Hahn, T. Marshall, Jr. (Thomas Marshall), 1926-2016
- Existence: 1926 - 2016
Being selected as VPI's eleventh president at the age of 35 made Hahn the youngest man to ever hold the position. During his administration, which began 2 July 1962, VPI became known as "Virginia's Land-Grant University." There was a shift from traditional technically-oriented education to a more comprehensive University-oriented education, with programs being expanded through the doctoral level in many non-science areas. The culmination of this shift and expansion in mission came in 1970 when the Legislature approved a name change reflective of VPI's growth: Virginia Polytechnic Institute and State University.
Major events of the Hahn administration included abolishment of the VPI-Radford merger, causing a large increase in the number of women students at Tech, and a decision by the Board of Visitors to make participation in the military program optional, which resulted in a decline in Corps of Cadets membership but an increase in male Virginians choosing to attend the University. There were also numerous organizational and academic changes and improvements, including the establishment of a University-wide Research Division and a University-wide Extension Division, both in 1966. Also the physical plant continued to expand during this administration.

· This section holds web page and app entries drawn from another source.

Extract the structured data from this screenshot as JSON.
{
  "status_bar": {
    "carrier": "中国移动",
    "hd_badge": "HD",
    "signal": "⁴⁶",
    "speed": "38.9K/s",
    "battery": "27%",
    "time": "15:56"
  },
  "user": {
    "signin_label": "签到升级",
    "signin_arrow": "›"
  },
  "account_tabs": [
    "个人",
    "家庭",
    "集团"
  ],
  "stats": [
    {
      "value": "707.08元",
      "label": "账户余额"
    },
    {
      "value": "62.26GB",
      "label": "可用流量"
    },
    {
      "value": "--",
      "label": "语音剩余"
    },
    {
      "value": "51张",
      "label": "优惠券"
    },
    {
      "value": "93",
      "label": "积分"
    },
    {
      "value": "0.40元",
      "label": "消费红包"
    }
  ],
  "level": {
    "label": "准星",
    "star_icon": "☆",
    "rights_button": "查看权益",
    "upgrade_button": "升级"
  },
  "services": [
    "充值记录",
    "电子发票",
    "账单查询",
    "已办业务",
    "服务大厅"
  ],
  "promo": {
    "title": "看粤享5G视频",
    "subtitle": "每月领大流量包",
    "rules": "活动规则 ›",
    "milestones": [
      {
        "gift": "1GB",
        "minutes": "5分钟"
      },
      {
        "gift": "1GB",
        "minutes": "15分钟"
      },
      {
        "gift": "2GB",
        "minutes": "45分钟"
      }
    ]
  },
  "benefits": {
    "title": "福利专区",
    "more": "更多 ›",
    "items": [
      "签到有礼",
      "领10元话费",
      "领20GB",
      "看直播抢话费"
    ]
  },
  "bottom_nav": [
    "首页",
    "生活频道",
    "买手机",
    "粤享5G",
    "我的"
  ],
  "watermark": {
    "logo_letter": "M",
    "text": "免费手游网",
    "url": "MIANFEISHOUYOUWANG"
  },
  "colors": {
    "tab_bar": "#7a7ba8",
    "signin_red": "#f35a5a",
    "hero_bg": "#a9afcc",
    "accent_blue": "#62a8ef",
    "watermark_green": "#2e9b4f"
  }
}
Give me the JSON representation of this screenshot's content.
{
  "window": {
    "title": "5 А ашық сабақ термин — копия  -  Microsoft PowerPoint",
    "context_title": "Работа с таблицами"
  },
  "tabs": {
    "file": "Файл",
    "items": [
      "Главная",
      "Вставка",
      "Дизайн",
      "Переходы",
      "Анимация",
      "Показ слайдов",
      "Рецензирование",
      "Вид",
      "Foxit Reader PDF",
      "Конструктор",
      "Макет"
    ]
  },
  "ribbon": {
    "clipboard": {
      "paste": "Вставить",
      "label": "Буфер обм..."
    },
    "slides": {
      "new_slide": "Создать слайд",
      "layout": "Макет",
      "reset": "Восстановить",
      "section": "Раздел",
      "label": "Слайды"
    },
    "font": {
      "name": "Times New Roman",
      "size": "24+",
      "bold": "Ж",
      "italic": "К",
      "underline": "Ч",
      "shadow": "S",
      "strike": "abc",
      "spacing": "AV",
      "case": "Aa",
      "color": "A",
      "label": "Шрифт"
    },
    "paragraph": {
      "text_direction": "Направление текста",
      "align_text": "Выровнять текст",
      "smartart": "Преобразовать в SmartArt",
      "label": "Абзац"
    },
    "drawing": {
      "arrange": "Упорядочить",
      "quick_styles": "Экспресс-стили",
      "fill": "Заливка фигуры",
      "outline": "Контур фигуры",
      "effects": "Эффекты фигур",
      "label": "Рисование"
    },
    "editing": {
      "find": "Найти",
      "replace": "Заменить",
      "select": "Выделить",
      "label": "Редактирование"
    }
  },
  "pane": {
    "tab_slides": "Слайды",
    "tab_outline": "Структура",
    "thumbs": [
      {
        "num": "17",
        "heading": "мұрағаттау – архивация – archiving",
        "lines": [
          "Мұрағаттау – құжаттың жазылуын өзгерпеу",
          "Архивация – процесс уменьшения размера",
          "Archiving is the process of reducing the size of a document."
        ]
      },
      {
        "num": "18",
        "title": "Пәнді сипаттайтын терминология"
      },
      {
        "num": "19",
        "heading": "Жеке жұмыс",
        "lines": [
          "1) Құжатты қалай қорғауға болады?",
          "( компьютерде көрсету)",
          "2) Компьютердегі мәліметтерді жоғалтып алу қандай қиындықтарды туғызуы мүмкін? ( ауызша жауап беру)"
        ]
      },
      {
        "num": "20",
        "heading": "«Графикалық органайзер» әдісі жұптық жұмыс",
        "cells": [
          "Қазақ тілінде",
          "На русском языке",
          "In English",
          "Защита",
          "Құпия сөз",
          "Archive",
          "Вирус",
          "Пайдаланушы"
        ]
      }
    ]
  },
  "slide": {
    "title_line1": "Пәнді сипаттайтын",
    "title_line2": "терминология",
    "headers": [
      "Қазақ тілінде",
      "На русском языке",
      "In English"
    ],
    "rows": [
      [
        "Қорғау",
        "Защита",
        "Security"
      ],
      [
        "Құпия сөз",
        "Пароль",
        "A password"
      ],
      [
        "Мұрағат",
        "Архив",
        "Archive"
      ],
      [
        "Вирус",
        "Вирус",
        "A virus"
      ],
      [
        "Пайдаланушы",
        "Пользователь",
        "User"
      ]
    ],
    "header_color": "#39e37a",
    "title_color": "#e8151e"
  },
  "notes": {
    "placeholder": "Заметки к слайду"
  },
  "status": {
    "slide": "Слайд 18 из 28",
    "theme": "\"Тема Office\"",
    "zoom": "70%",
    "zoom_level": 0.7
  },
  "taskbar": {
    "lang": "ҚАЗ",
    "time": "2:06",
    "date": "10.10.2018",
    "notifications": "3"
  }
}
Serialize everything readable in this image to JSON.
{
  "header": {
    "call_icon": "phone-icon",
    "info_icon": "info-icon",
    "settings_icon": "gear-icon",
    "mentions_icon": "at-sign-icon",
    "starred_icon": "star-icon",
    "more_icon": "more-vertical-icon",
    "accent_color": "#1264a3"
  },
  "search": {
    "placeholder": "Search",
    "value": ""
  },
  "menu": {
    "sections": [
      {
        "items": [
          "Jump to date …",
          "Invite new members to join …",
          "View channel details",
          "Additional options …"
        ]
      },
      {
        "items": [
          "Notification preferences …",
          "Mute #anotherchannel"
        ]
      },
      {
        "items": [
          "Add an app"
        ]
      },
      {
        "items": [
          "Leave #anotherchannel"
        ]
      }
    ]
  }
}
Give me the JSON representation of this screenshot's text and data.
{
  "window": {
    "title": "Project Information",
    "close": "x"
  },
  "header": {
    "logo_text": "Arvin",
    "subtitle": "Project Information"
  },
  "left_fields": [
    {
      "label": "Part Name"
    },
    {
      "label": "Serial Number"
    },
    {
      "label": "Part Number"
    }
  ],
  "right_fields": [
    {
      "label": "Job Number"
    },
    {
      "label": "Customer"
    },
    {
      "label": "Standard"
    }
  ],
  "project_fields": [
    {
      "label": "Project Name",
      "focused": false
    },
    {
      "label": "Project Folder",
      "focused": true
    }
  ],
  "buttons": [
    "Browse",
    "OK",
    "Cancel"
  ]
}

Some of the later years of the Hahn administration were marked by student demonstrations and protests, like those which occurred at many university campuses in the late 1960s and early 1970s.
After twelve years in office, Hahn sent a letter to faculty and staff in August 1974 indicating his decision to resign as president, stating that "it is not in the best interest of a university for one person to serve as president for too long a time." In November, William Lavery was named to succeed Hahn, beginning in January 1975.
Found in 3 Collections and/or Records:
The collection contains business correspondence from Marcus L. Oliver's tenure with the Virginia Tech Alumni Association (1950-1968) and the University of the South Alumni Association. The collection also includes personal correspondence from 1947 to 2010.